## Data
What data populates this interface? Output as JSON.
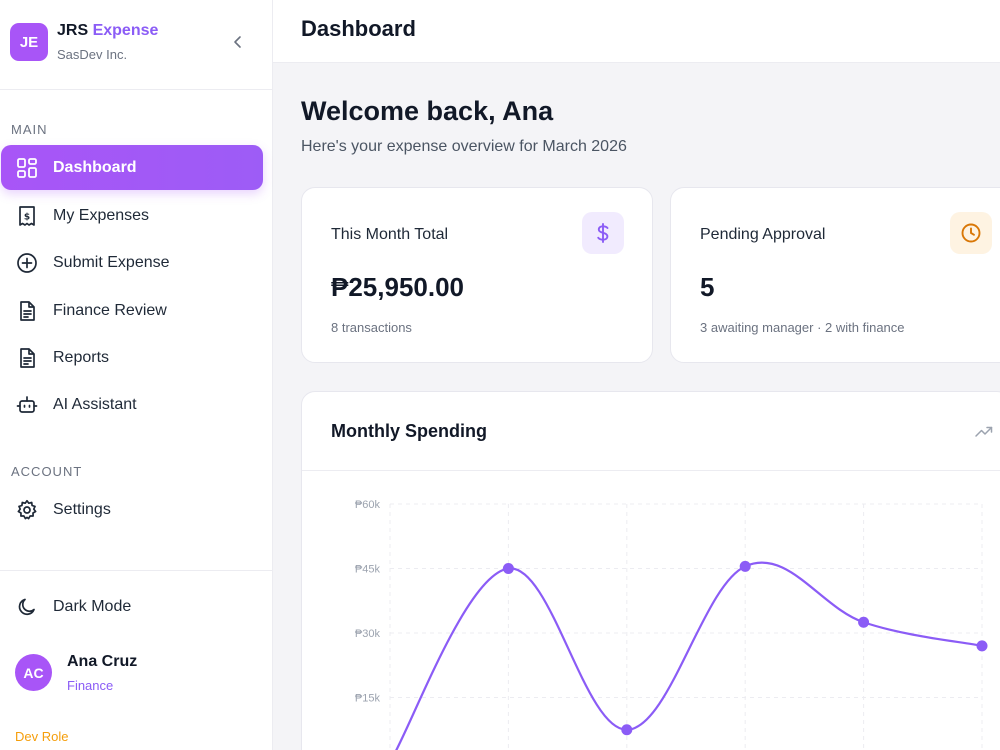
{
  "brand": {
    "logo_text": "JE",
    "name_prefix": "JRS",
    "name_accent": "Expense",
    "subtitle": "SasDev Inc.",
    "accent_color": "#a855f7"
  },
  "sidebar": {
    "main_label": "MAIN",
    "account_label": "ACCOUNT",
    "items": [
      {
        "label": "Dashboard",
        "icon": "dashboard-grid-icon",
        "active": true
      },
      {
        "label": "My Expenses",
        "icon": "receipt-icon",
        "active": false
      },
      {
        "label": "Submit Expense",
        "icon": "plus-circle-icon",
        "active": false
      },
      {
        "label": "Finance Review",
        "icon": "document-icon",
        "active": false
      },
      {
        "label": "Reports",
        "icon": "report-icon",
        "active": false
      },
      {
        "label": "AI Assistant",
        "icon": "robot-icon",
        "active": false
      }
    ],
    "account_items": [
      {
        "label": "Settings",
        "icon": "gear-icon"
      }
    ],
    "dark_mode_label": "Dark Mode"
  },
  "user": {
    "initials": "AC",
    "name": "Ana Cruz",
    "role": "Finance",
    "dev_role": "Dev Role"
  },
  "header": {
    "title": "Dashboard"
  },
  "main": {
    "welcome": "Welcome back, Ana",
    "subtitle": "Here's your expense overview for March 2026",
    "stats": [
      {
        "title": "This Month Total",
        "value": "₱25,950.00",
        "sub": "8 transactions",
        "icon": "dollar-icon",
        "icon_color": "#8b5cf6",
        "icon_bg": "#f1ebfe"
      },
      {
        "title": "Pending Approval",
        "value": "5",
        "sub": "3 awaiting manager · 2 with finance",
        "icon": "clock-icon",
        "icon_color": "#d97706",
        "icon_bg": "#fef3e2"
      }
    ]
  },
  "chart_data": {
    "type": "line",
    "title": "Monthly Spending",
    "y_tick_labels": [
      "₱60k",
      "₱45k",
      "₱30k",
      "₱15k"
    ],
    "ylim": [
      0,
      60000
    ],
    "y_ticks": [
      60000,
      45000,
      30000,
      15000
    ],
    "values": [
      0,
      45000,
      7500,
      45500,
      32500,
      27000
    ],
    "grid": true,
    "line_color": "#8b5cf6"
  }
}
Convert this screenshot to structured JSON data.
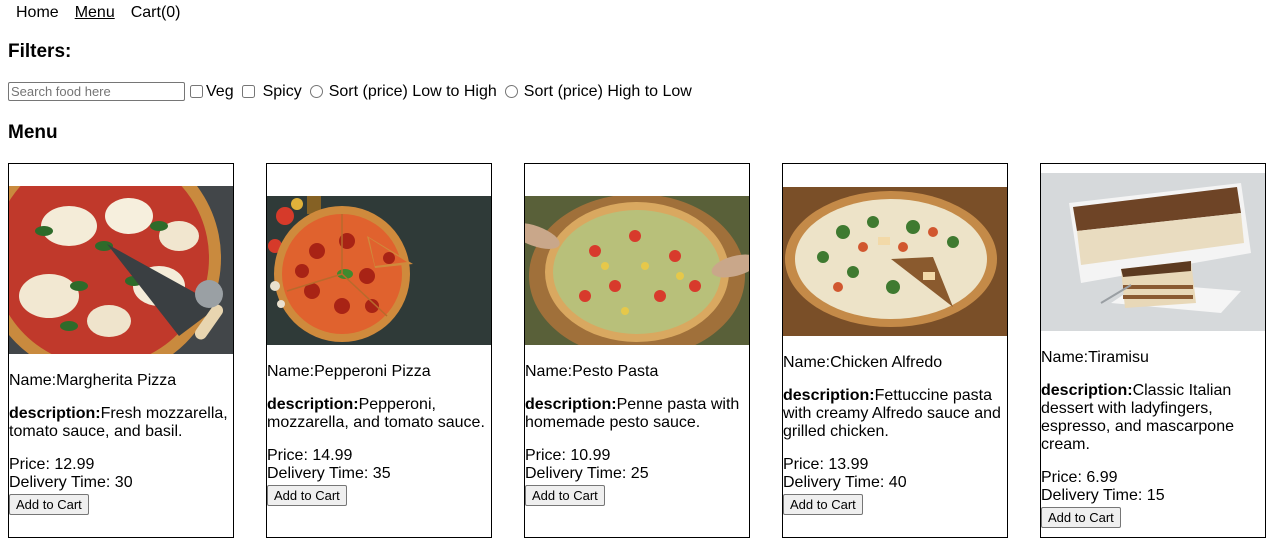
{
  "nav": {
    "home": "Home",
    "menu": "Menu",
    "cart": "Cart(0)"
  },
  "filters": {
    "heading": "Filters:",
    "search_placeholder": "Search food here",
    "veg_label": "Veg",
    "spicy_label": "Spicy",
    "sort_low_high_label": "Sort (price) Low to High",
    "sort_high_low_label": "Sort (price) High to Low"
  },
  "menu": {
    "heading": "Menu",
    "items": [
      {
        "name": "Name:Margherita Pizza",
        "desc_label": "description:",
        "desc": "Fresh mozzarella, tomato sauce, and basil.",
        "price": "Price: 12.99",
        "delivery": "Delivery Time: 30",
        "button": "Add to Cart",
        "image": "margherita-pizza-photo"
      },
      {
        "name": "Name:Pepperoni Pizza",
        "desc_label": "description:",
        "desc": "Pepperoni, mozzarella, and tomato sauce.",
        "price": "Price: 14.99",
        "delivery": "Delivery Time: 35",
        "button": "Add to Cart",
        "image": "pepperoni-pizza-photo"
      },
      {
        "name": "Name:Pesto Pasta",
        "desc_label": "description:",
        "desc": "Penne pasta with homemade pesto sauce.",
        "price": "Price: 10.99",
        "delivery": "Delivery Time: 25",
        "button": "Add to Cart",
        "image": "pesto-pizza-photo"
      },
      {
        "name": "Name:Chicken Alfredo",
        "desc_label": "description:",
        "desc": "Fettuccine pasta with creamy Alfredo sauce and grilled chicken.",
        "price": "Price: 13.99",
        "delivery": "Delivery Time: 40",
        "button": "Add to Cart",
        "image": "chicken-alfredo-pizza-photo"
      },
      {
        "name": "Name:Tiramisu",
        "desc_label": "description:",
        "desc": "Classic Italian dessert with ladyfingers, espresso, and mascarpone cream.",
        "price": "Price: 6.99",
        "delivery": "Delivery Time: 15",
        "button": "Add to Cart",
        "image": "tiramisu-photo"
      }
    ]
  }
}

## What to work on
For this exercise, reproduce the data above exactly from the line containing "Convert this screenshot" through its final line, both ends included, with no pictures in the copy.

## Response box
Convert this screenshot to structured JSON data.
{
  "nav": {
    "home": "Home",
    "menu": "Menu",
    "cart": "Cart(0)"
  },
  "filters": {
    "heading": "Filters:",
    "search_placeholder": "Search food here",
    "veg_label": "Veg",
    "spicy_label": "Spicy",
    "sort_low_high_label": "Sort (price) Low to High",
    "sort_high_low_label": "Sort (price) High to Low"
  },
  "menu": {
    "heading": "Menu",
    "items": [
      {
        "name": "Name:Margherita Pizza",
        "desc_label": "description:",
        "desc": "Fresh mozzarella, tomato sauce, and basil.",
        "price": "Price: 12.99",
        "delivery": "Delivery Time: 30",
        "button": "Add to Cart",
        "image": "margherita-pizza-photo"
      },
      {
        "name": "Name:Pepperoni Pizza",
        "desc_label": "description:",
        "desc": "Pepperoni, mozzarella, and tomato sauce.",
        "price": "Price: 14.99",
        "delivery": "Delivery Time: 35",
        "button": "Add to Cart",
        "image": "pepperoni-pizza-photo"
      },
      {
        "name": "Name:Pesto Pasta",
        "desc_label": "description:",
        "desc": "Penne pasta with homemade pesto sauce.",
        "price": "Price: 10.99",
        "delivery": "Delivery Time: 25",
        "button": "Add to Cart",
        "image": "pesto-pizza-photo"
      },
      {
        "name": "Name:Chicken Alfredo",
        "desc_label": "description:",
        "desc": "Fettuccine pasta with creamy Alfredo sauce and grilled chicken.",
        "price": "Price: 13.99",
        "delivery": "Delivery Time: 40",
        "button": "Add to Cart",
        "image": "chicken-alfredo-pizza-photo"
      },
      {
        "name": "Name:Tiramisu",
        "desc_label": "description:",
        "desc": "Classic Italian dessert with ladyfingers, espresso, and mascarpone cream.",
        "price": "Price: 6.99",
        "delivery": "Delivery Time: 15",
        "button": "Add to Cart",
        "image": "tiramisu-photo"
      }
    ]
  }
}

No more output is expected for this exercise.